Now assuming you've passed the RFI and real estate requirements, it's time to have some fun with the dark art of interferometry! You'll notice the technical level goes up a couple of notches from here on. You can skip the theory and jump right into the "doing it" section if you like but everything will make more sense with a bit of theory.
The original goal of Simple was to open interferometry up to anyone that wanted to give it a try. The theory of interferometry is quite complicated. I'll give you a quick overview here plus recommend some heavier sources for when you want to explore it further.
In order for a telescope to develop a clear image or "resolve" an object, the diameter of the collecting area must be a lot greater than the wavelength of the radiation it's collecting. This applies equally to both optical and radio telescopes. For an optical telescope, the wavelengths of visible light are in the range of 380 to 780 nanometres (thousand millionths of a metre) so the collecting mirrors are large in comparison. This means the optical telescope can resolve the details of the object and produce a clear, focused image.
For a radio telescope, the wavelengths can be tens of metres down to millimetres. A single dish antenna would have to be kilometres in diameter to focus the longer radio waves and would be too difficult to build.
Radio interferometry provides high [angular] resolution by using two or more small antenna elements to simulate the collective power of one large antenna. As an example we'll look at a simple two element telescope and a single object or "point source" that radiates radio waves.
The radio waves from the source alternately arrive in and out of phase as the Earth rotates. This causes slight changes in the difference in the path length between the two elements. When the signals from the two elements are combined they form interference patterns in the same way as for an optical interferometer. For a point source the difference in the path length to the elements varies across the source. The resulting fringes show the radio intensity or "brightness" across the sky.
Diagram of a simple 2 element interferometer
Changing the distance between the antennas (the baseline) allows us to explore the structure of the object we're studying. Long baselines increases the resolution and allows us to study small features. Short baselines allows us to study large scale structure.

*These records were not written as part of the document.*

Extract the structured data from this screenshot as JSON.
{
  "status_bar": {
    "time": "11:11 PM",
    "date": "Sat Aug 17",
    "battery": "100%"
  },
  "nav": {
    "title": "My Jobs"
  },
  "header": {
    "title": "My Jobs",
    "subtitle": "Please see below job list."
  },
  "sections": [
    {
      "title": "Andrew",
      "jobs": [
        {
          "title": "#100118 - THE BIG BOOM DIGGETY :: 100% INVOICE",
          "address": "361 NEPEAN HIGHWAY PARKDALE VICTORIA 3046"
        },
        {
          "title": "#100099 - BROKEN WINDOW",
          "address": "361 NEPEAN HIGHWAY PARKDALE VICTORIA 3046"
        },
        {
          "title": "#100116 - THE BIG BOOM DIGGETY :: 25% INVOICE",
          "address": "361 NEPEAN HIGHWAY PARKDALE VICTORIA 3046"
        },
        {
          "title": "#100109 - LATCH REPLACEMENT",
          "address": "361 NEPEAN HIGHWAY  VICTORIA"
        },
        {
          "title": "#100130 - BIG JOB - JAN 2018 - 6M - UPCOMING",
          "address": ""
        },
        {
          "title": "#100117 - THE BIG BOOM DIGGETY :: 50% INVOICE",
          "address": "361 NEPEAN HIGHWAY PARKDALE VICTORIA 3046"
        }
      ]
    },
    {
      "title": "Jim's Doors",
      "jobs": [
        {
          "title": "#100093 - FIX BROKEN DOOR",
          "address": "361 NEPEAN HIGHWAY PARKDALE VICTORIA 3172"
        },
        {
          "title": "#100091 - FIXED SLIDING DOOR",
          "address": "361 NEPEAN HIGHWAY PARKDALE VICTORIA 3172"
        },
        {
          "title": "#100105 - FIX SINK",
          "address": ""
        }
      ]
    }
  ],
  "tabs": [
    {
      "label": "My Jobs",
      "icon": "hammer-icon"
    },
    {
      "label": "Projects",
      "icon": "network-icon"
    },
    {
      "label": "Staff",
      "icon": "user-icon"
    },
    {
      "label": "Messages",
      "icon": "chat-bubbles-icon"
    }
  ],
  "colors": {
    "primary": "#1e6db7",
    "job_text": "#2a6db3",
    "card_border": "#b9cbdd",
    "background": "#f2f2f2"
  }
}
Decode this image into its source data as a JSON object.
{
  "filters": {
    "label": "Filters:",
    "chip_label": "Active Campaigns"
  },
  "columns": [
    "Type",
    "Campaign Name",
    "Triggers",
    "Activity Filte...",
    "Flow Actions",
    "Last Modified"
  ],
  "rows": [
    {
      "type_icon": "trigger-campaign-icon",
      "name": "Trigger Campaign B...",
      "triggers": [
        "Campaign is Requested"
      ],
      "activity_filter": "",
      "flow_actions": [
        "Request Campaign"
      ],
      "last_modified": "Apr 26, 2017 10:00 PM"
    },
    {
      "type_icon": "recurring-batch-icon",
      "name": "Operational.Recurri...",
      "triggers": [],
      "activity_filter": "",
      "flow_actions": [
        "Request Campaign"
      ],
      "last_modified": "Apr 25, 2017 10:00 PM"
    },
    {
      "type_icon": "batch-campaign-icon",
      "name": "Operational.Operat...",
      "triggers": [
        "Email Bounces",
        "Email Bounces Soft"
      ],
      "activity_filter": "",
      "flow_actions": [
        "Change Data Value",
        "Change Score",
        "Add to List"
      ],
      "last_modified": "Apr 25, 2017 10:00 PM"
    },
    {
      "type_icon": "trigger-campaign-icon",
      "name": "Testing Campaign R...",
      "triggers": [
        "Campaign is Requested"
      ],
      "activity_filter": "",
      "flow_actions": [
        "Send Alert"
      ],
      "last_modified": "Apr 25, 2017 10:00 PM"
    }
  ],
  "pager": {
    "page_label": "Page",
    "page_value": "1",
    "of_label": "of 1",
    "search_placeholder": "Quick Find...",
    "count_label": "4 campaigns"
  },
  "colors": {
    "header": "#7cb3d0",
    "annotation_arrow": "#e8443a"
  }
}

To use a common optical example, low resolution (short baseline in RA) would allow us to see the moon as a whole, noting it's overall shape, distribution of craters etc. Switching to high resolution (long baseline RA) would allow us to study an individual crater more closely.
Lets have a look at some antenna patterns, so you can see the difference in coverage:
The following images are courtesy of David Brodrick
20m Baseline Antenna Pattern
150m Baseline Antenna Pattern
So, what difference does that make to the resulting waveforms?
Resulting waveforms from correlation of 20m (Blue), 45m (Pink) and 60m (Red) baselines
That's a pretty brutal summation of a huge topic like radio interferometry. I thoroughly recommend you dig further!
There's a nice (free) Web based tutorial from MIT here:
A very detailed account of interferometry is given by Thompson, Moran and Swenson in the excellent book, Interferometry and Synthesis in Radio Astronomy [Wiley-Interscience; 2nd edition (April 2001) ISBN: 0471254924]. This book is one of the RA "bibles" but it's very expensive.
Example of 2 element Simple interferometer fringes (David Brodrick, Simple Too) [LST]
Here's a few notes from Dave on the above set of fringes after inital testing of his Simple Too interferometer:
"You may note the cental lobe for the CenA fringes is at ~13:20, exactly the LST when CenA is at transit. Likewise the Galactic fringes have a central lobe at ~17:45 LST, exactly corresponding to the transit of Saggitarius A, the center of the Milky Way. Seems the phases are well calibrated."
(Just wait until we get the imaging working... kawwww)
OK, on with the juicy details!